Work instruction >>
Copy each line containing the word "görüntüleme" from the records that follow, please.

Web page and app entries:
# # # #
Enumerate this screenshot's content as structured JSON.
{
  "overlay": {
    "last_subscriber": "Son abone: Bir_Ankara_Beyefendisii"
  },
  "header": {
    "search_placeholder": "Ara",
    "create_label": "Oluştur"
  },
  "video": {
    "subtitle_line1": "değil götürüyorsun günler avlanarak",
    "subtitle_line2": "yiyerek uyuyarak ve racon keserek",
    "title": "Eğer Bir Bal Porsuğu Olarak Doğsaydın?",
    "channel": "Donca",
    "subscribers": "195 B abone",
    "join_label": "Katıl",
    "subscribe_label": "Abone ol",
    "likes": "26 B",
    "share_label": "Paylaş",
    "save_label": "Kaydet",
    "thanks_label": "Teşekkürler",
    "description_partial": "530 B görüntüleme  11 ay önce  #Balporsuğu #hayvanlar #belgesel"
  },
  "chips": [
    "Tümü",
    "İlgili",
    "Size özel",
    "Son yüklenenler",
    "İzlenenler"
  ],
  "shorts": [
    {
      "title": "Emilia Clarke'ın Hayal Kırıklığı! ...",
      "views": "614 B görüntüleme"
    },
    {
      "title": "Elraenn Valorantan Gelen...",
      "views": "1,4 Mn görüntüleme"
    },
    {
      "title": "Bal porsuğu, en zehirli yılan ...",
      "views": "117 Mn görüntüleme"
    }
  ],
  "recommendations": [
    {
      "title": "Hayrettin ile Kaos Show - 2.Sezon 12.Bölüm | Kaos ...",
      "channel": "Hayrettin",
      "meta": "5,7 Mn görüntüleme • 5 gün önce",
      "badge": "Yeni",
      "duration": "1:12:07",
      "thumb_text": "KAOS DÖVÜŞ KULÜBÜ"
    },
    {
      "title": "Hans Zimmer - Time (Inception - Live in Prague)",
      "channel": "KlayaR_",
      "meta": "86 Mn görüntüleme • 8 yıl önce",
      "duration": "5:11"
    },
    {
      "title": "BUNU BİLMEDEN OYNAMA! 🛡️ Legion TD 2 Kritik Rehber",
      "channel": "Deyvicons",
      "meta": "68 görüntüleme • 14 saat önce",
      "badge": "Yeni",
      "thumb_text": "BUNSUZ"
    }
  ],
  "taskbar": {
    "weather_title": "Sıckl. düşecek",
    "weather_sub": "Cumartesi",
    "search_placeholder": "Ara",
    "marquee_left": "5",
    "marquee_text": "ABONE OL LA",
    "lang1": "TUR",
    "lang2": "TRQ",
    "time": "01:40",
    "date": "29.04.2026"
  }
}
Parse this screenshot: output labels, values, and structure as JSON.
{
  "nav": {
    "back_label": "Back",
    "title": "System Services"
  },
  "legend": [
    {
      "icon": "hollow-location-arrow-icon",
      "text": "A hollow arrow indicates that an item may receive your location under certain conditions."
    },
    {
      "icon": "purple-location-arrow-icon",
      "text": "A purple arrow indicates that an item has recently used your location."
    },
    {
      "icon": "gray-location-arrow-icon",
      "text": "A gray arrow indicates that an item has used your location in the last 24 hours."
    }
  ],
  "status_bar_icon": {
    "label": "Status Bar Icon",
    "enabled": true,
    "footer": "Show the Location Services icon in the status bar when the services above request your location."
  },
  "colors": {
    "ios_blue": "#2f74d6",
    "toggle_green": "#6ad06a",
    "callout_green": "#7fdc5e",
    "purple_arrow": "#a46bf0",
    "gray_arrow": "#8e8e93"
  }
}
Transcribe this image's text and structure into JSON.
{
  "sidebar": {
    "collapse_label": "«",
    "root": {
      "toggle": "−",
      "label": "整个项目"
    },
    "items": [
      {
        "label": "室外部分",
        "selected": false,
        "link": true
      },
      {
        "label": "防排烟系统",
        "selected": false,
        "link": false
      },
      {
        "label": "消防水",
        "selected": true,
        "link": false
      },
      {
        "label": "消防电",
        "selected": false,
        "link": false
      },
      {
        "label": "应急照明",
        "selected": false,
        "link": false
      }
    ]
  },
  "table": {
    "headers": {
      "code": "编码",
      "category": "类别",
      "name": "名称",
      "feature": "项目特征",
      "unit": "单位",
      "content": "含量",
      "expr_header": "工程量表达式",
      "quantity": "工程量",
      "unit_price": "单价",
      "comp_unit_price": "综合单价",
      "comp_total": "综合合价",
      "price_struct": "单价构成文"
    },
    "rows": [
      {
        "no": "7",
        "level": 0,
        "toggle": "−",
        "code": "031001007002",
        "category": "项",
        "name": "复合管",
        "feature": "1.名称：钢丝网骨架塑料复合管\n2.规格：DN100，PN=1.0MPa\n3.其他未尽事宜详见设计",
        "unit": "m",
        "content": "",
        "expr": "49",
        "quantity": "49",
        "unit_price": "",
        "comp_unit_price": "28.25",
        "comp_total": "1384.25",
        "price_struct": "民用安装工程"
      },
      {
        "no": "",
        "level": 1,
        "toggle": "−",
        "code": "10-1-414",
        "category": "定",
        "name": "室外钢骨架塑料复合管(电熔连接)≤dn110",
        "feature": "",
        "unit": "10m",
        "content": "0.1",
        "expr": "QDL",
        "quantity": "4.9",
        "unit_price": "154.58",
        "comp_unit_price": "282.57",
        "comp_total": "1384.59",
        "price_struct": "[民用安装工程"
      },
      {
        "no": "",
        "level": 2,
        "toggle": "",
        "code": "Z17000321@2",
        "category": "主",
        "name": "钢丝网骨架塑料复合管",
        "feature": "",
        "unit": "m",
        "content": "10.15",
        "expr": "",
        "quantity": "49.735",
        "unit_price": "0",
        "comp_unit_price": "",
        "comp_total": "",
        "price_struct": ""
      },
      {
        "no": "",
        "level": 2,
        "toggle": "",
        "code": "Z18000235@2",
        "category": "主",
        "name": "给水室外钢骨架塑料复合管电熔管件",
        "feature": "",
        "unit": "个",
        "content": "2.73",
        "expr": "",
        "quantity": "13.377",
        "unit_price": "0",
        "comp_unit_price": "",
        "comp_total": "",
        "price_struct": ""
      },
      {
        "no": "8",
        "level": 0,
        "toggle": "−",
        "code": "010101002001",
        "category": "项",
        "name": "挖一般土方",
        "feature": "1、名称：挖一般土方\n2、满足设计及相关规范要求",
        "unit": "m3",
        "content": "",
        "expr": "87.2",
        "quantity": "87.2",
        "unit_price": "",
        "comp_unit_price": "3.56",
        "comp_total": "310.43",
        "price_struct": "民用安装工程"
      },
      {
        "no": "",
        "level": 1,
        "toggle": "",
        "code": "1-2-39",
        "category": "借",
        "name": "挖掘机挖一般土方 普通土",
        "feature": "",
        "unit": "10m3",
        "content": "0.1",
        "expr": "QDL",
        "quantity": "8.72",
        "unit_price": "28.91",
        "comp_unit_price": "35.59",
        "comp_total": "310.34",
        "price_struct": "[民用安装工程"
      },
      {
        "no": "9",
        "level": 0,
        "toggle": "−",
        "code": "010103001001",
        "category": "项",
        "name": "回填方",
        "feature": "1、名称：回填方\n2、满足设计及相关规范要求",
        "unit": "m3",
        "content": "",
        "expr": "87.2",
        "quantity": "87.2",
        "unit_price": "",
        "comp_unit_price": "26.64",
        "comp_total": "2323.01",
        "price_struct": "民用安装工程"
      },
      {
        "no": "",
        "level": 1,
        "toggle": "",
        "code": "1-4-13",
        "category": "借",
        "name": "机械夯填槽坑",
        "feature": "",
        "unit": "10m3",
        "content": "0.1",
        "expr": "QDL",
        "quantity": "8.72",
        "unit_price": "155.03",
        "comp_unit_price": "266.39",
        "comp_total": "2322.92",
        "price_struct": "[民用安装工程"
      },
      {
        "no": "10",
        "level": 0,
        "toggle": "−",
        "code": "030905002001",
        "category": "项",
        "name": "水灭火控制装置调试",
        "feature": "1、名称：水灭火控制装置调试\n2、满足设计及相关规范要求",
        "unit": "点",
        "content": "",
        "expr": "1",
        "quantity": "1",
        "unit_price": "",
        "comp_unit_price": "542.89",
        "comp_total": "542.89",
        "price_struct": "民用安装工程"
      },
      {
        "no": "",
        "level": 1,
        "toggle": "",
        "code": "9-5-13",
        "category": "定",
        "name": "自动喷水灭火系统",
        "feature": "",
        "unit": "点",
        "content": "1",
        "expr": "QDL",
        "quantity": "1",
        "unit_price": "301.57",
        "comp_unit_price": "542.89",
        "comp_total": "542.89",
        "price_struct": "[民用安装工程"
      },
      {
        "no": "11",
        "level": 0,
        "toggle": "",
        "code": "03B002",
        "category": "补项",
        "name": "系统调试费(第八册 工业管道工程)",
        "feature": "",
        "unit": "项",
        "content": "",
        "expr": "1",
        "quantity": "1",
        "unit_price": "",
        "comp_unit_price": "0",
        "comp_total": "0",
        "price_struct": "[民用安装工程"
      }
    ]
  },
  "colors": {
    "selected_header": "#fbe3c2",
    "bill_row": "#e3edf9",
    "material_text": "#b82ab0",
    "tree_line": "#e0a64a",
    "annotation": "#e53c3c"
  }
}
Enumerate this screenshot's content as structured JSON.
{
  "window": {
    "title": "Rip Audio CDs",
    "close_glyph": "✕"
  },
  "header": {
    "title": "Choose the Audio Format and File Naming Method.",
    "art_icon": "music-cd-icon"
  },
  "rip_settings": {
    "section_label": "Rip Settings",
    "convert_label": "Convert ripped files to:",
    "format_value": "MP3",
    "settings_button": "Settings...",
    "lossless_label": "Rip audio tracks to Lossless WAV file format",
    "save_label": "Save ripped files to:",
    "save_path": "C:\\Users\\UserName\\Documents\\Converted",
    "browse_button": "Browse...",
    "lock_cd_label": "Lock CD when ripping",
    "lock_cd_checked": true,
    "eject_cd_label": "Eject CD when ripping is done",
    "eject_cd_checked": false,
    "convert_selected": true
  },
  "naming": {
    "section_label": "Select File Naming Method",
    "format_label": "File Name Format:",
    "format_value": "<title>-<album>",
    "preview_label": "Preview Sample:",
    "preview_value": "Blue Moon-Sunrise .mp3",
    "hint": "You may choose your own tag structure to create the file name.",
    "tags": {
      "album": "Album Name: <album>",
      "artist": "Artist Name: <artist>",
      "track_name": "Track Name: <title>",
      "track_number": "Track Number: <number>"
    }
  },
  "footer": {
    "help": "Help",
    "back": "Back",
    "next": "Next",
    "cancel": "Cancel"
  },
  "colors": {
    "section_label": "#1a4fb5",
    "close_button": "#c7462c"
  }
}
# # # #
Problem solution >>
    "description_partial": "530 B görüntüleme  11 ay önce  #Balporsuğu #hayvanlar #belgesel"
      "views": "614 B görüntüleme"
      "views": "1,4 Mn görüntüleme"
      "views": "117 Mn görüntüleme"
      "meta": "5,7 Mn görüntüleme • 5 gün önce",
      "meta": "86 Mn görüntüleme • 8 yıl önce",
      "meta": "68 görüntüleme • 14 saat önce",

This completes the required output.